In Brooklin, Maine (December 2016)

One of the many joys of living on the Down East coast is seeing the occasional appearance of sea smoke spiraling and pirouetting over our waters on a cold day. This mysterious phenomenon is a distinct form of fog that sometimes is called frost smoke or steam fog. Below, you can see sea smoke forming over Blue Hill Bay, with Acadia National Park in the background:


Sea smoke is different from the common forms of fog, which really are drifting, low-level clouds that are formed when the temperature gets high enough to make the water in the air condense into liquid dew (i.e., get to the dew point). Thus, common fog, shown to the right, can be all-pervasive and engulf and endanger boats and ships.

Sea smoke is of little concern to larger ships because it drifts and dissipates at relatively low levels above the water. But it sometimes can be a problem for smaller, commercial fishing craft that remain in the water in winter.

One of the things that makes sea smoke special is that it is formed when very cold air sweeps over water that radiates a thin thermal band of relative warmth. The wind sweeps through and condenses the moisture in that band of air into small, dancing crystals. (Think of steam from a freshly brewed cup.)

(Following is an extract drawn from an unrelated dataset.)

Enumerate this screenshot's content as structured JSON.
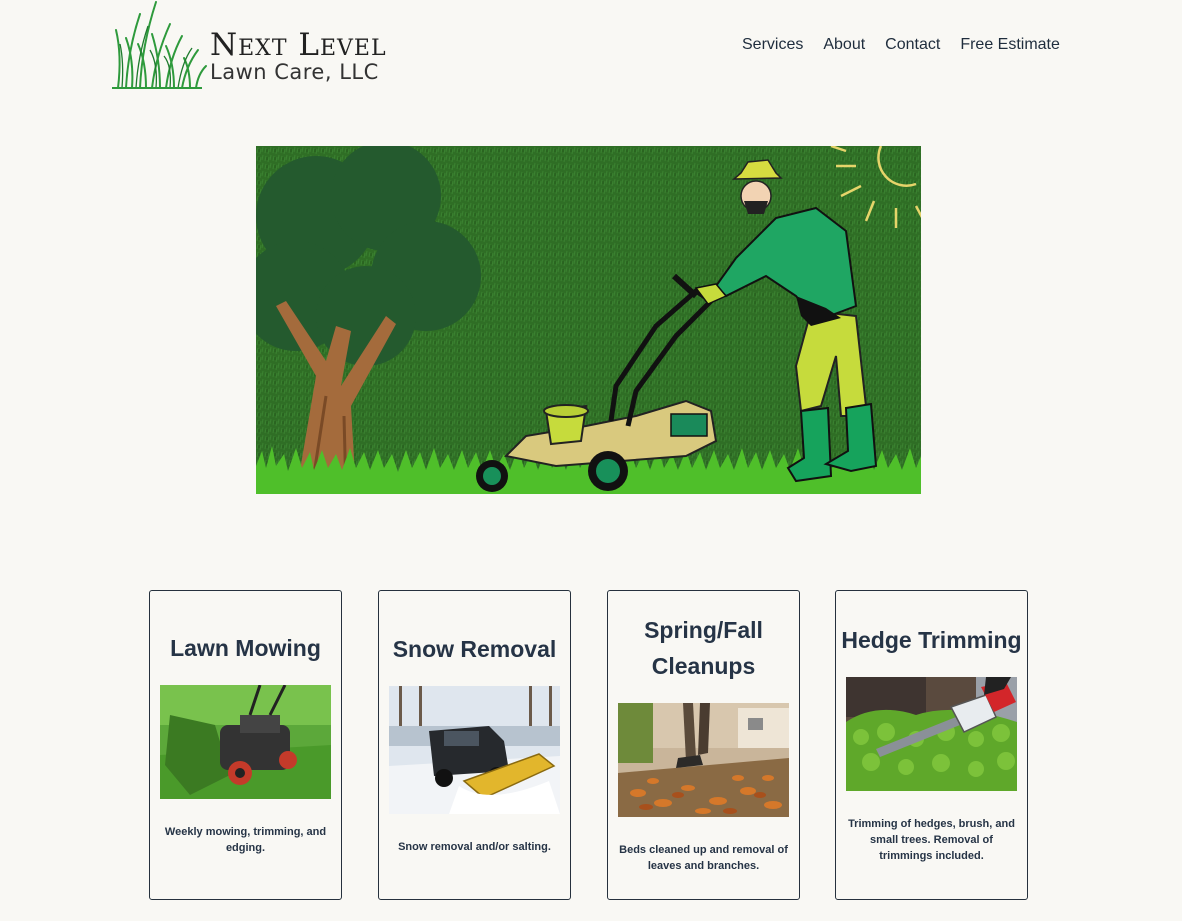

Sea smoke can happen in full sunlight. In fact, it’s best seen early in the morning when the sun is low and back-lighting maritime scenes. Steaming silhouettes seem to arise out of the the tawny daybreak then.  

In the afternoon, after the sea smoke burns off, the same scene can look entirely different -- transformed from other-worldly beautiful to plain Down East beautiful.

Wind seems to be a key element for sea smoke. Often, as the super cold wind sweeps over the waters, the islands split the oncoming smoky spirits, leaving a slip of clear water on their lee sides. Where the islands are close-in, the churning, steaming water seems to become a forbidding moat.

However, it’s in the harbors where the sea smoke ballet is best. There, the brooding boats bob and rock in time with the wind and the rockbound shore looks on stoically.


For larger versions of the above images and one or two more, click on the link below. (We recommend that your initial viewing be in full-screen mode, which can be achieved by clicking on the Slideshow [>] icon above the featured image in the gallery to which the link will take you.) Here’s the link:


Barbara and Dick